Excerpts from a dataset:
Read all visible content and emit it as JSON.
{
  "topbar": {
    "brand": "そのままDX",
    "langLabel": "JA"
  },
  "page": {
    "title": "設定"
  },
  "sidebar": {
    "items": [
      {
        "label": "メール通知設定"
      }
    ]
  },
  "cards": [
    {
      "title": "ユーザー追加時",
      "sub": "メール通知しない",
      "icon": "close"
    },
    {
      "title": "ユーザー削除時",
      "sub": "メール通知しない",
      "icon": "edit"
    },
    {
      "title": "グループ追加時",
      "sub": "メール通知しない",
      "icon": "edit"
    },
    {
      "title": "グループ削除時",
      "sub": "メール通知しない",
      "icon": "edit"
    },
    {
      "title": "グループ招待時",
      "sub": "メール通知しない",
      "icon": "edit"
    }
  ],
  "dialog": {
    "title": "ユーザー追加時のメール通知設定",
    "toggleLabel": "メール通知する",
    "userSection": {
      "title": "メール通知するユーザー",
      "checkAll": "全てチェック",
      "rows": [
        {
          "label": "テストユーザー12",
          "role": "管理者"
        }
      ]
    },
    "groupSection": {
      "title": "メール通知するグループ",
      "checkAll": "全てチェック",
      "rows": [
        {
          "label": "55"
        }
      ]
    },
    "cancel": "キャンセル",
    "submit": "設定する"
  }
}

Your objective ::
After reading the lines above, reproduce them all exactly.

Output below ::
Read all visible content and emit it as JSON.
{
  "topbar": {
    "brand": "そのままDX",
    "langLabel": "JA"
  },
  "page": {
    "title": "設定"
  },
  "sidebar": {
    "items": [
      {
        "label": "メール通知設定"
      }
    ]
  },
  "cards": [
    {
      "title": "ユーザー追加時",
      "sub": "メール通知しない",
      "icon": "close"
    },
    {
      "title": "ユーザー削除時",
      "sub": "メール通知しない",
      "icon": "edit"
    },
    {
      "title": "グループ追加時",
      "sub": "メール通知しない",
      "icon": "edit"
    },
    {
      "title": "グループ削除時",
      "sub": "メール通知しない",
      "icon": "edit"
    },
    {
      "title": "グループ招待時",
      "sub": "メール通知しない",
      "icon": "edit"
    }
  ],
  "dialog": {
    "title": "ユーザー追加時のメール通知設定",
    "toggleLabel": "メール通知する",
    "userSection": {
      "title": "メール通知するユーザー",
      "checkAll": "全てチェック",
      "rows": [
        {
          "label": "テストユーザー12",
          "role": "管理者"
        }
      ]
    },
    "groupSection": {
      "title": "メール通知するグループ",
      "checkAll": "全てチェック",
      "rows": [
        {
          "label": "55"
        }
      ]
    },
    "cancel": "キャンセル",
    "submit": "設定する"
  }
}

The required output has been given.